Joseph Tasosa, 41, a physician in Pittsburgh, walks his children, Isabel, 6, and Gwin, 3, along an alley in the Shadyside neighborhood on his way to the park. (Jeff Swensen/For The Washington Post)

An Uber spokesman says a wholesale move away from human drivers will not happen overnight. “That transition, for technical, regulatory and adoption reasons, at scale, will take some time,” the spokesman said. “In the meantime, we are focused on creating flexible earning opportunities for as many people as possible.”

The company, which is headquartered in San Francisco, says that “self-driving cars can help save millions of lives as well as cut congestion in our cities. That’s an exciting future.”

Pittsburgh Mayor William Peduto said Uber chief executive Travis Kalanick has described plans to keep pouring resources and hundreds of employees into the effort. “He said to me, ‘Have you ever heard of the Manhattan Project?’ I said, ‘Yeah,’ ” Peduto recalled. “He said, ‘In California, we call it the Pittsburgh Project.’ ”

But San Francisco, Uber’s home town, is conceding no ground.

San Francisco officials have taken another part of the contest — an appeal for private-sector help — and barreled ahead.

They say they have secured game-changing pledges from top firms that would allow them to roll out a network of shared electric vehicles — either connected wirelessly to the roads or with no drivers at all — that would make the city safer, less polluting and more efficient.

“This is a place of genesis,” said Jay Nath, chief innovation officer for San Francisco Mayor Edwin M. Lee. “It’s less around economic development. It’s around being able to deliver. If you think about where change has happened, it’s been here in the Bay Area.”

An Uber automated vehicle is taken for a test drive on the 31st Street bridge in Pittsburgh. (Jeff Swensen/For The Washington Post)

Dowd said the seven cities netted pledges of about $500 million from a diverse group of 150 partners, most of them private, if they win the federal contest. Columbus, for example, has raised $90 million, officials there said.

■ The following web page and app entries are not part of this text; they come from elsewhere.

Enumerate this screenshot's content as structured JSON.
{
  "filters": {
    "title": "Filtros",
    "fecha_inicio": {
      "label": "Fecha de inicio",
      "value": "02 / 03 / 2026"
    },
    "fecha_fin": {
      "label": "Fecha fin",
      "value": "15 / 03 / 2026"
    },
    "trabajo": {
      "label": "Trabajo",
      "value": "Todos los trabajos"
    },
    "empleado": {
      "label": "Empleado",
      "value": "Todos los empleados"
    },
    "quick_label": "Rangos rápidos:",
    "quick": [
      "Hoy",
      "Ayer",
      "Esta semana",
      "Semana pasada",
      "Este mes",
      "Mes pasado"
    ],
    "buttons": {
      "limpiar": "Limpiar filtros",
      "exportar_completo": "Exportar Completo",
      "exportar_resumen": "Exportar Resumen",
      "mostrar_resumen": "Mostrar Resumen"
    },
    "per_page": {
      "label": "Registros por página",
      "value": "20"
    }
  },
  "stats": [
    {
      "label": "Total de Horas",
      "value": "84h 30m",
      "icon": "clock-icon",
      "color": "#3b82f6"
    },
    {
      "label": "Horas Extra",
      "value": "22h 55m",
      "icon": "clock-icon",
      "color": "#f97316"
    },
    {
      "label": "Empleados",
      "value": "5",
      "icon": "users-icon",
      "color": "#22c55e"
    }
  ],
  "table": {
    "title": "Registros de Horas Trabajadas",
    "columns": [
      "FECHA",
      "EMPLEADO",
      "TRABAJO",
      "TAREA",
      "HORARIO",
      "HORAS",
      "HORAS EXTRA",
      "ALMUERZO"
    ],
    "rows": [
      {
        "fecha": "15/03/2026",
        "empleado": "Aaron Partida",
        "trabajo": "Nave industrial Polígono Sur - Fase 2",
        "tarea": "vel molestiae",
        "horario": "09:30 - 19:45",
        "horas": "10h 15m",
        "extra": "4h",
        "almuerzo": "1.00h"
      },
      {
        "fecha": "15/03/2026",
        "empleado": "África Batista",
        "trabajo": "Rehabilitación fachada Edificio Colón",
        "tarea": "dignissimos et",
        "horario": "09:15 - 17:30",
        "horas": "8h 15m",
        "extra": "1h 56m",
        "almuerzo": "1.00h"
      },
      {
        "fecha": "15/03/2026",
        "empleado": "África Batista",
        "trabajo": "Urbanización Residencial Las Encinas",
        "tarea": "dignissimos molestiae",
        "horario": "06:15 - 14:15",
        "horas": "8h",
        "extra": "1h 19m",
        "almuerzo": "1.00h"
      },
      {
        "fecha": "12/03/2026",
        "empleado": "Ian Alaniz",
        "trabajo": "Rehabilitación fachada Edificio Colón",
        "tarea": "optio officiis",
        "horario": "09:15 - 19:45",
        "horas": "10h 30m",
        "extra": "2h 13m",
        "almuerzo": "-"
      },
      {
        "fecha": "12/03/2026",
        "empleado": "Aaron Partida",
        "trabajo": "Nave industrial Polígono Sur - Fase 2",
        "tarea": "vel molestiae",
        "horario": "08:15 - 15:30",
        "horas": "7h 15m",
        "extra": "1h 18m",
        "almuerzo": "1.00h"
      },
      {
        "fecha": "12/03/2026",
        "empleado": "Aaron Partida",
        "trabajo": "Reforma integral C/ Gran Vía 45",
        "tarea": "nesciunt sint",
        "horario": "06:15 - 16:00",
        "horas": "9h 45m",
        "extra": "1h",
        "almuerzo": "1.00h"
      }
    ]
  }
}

San Francisco says it has secured written commitments from 70 companies totaling more than $150 million, outpacing any other city. The precise mix of firms San Francisco would use remains in flux, the city says, pending its own competition to see which neighborhoods want to host pilot projects.

Among San Francisco’s backers is Zoox, a potential Uber competitor that has been secretive about its work developing automated vehicles. But a company document submitted as part of the federal contest contains key details.

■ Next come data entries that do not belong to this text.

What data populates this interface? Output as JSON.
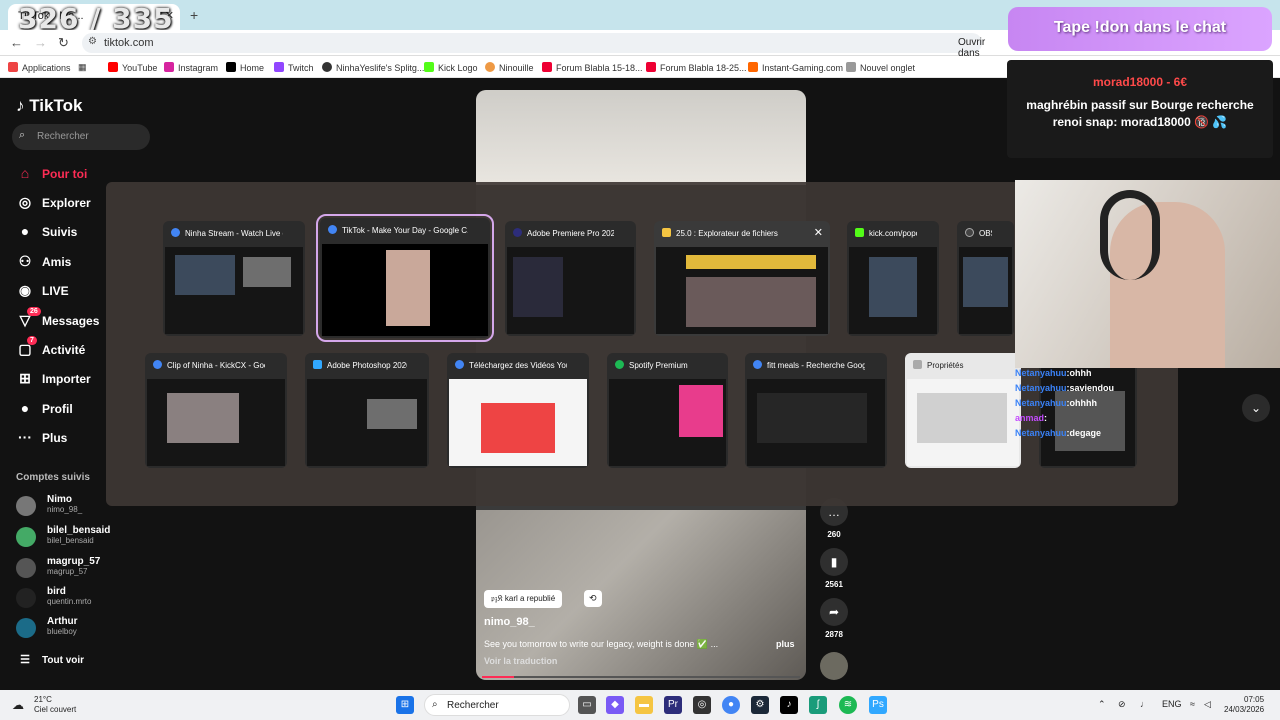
{
  "overlay_counter": "326 / 335",
  "browser": {
    "tab_title": "TikTok - Ma...",
    "url": "tiktok.com",
    "open_in_app": "Ouvrir dans l'appli",
    "bookmarks": [
      "Applications",
      "YouTube",
      "Instagram",
      "Home",
      "Twitch",
      "NinhaYeslife's Splitg...",
      "Kick Logo",
      "Ninouille",
      "Forum Blabla 15-18...",
      "Forum Blabla 18-25...",
      "Instant-Gaming.com",
      "Nouvel onglet"
    ]
  },
  "tiktok": {
    "logo": "TikTok",
    "search_placeholder": "Rechercher",
    "nav": [
      {
        "label": "Pour toi",
        "icon": "home-icon"
      },
      {
        "label": "Explorer",
        "icon": "compass-icon"
      },
      {
        "label": "Suivis",
        "icon": "following-icon"
      },
      {
        "label": "Amis",
        "icon": "friends-icon"
      },
      {
        "label": "LIVE",
        "icon": "live-icon"
      },
      {
        "label": "Messages",
        "icon": "messages-icon",
        "badge": "26"
      },
      {
        "label": "Activité",
        "icon": "activity-icon",
        "badge": "7"
      },
      {
        "label": "Importer",
        "icon": "upload-icon"
      },
      {
        "label": "Profil",
        "icon": "profile-icon"
      },
      {
        "label": "Plus",
        "icon": "more-icon"
      }
    ],
    "accounts_title": "Comptes suivis",
    "accounts": [
      {
        "name": "Nimo",
        "handle": "nimo_98_"
      },
      {
        "name": "bilel_bensaid",
        "handle": "bilel_bensaid"
      },
      {
        "name": "magrup_57",
        "handle": "magrup_57"
      },
      {
        "name": "bird",
        "handle": "quentin.mrto"
      },
      {
        "name": "Arthur",
        "handle": "bluelboy"
      }
    ],
    "see_all": "Tout voir",
    "video": {
      "repost": "𝔭𝔷𝔎 karl a republié",
      "username": "nimo_98_",
      "description": "See you tomorrow to write our legacy, weight is done ✅ ...",
      "more": "plus",
      "translate": "Voir la traduction",
      "progress": 0.1,
      "actions": [
        {
          "icon": "comment-icon",
          "count": "260"
        },
        {
          "icon": "bookmark-icon",
          "count": "2561"
        },
        {
          "icon": "share-icon",
          "count": "2878"
        }
      ]
    }
  },
  "switcher": {
    "row1": [
      {
        "title": "Ninha Stream - Watch Live o...",
        "icon_color": "#4285f4"
      },
      {
        "title": "TikTok - Make Your Day - Google C...",
        "icon_color": "#4285f4",
        "selected": true
      },
      {
        "title": "Adobe Premiere Pro 2025...",
        "icon_color": "#2d2d7a"
      },
      {
        "title": "25.0 : Explorateur de fichiers",
        "icon_color": "#f5c542",
        "close": "✕"
      },
      {
        "title": "kick.com/popo...",
        "icon_color": "#53fc18"
      },
      {
        "title": "OBS 32.0...",
        "icon_color": "#444"
      }
    ],
    "row2": [
      {
        "title": "Clip of Ninha - KickCX - Goo...",
        "icon_color": "#4285f4"
      },
      {
        "title": "Adobe Photoshop 2026",
        "icon_color": "#31a8ff"
      },
      {
        "title": "Téléchargez des Vidéos YouT...",
        "icon_color": "#4285f4"
      },
      {
        "title": "Spotify Premium",
        "icon_color": "#1db954"
      },
      {
        "title": "fitt meals - Recherche Googl...",
        "icon_color": "#4285f4"
      },
      {
        "title": "Propriétés",
        "icon_color": "#aaa"
      }
    ]
  },
  "stream": {
    "don_text": "Tape !don dans le chat",
    "alert_title": "morad18000 - 6€",
    "alert_message": "maghrébin passif sur Bourge recherche renoi snap: morad18000 🔞 💦",
    "chat": [
      {
        "user": "Netanyahuu",
        "msg": ":ohhh"
      },
      {
        "user": "Netanyahuu",
        "msg": ":saviendou"
      },
      {
        "user": "Netanyahuu",
        "msg": ":ohhhh"
      },
      {
        "user": "anmad",
        "msg": ":"
      },
      {
        "user": "Netanyahuu",
        "msg": ":degage"
      }
    ]
  },
  "taskbar": {
    "temp": "21°C",
    "weather": "Ciel couvert",
    "search": "Rechercher",
    "lang": "ENG",
    "time": "07:05",
    "date": "24/03/2026"
  }
}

“For the Smart City Challenge, Zoox will reveal an autonomous, shared, and electric mobility service in San Francisco,” the company wrote in a May 11 letter. “The direct costs Zoox will incur in launching and operating two phases of the pilot service is at least $30M over the 2017 and 2018 time frame. This comprises labor, hardware, and service operations.”

As the Obama administration winds down, Foxx has emphasized the need to redress decades of federal highway policies that marginalized many.

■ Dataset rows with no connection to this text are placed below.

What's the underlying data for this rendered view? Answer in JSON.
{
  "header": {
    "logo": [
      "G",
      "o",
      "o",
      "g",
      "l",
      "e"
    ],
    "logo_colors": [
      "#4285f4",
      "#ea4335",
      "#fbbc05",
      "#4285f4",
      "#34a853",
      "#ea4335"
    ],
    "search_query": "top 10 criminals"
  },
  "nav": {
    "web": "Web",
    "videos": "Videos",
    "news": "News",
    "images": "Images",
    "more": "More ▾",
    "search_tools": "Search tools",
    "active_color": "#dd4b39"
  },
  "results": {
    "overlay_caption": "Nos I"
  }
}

“In place after place, highways cut the heart out of low-income and minority communities,” Foxx said this spring.

After cities were selected in March, their officials were asked to think more about how they can lift the underprivileged as part of their technology push.

“Some people say, ‘What the heck does infant mortality have to do with transportation?’ I say, ‘Everything,’ ” said Columbus Mayor Andrew J. Ginther.

“We’re learning from this, too,” Foxx said. “Trying to figure out the technology in isolation is different than trying to understand how we play a role in technologies that cities gravitate toward. It helps us understand more of the specific types of problems cities are trying to tackle.”

Foxx is 45, and “for most of my lifetime, our transportation system has been on a decline, in terms of our investment, in terms of travel times, in terms of congestion,” he said. Countless cities have conventional construction plans to try to address that. But scores of them have “spent time, energy and resources thinking about how innovation can help them move forward,” he said, and that’s “giving us a sense” things can turn around.

“This is going to be an era when transportation is going to literally change in front our eyes,” Foxx said.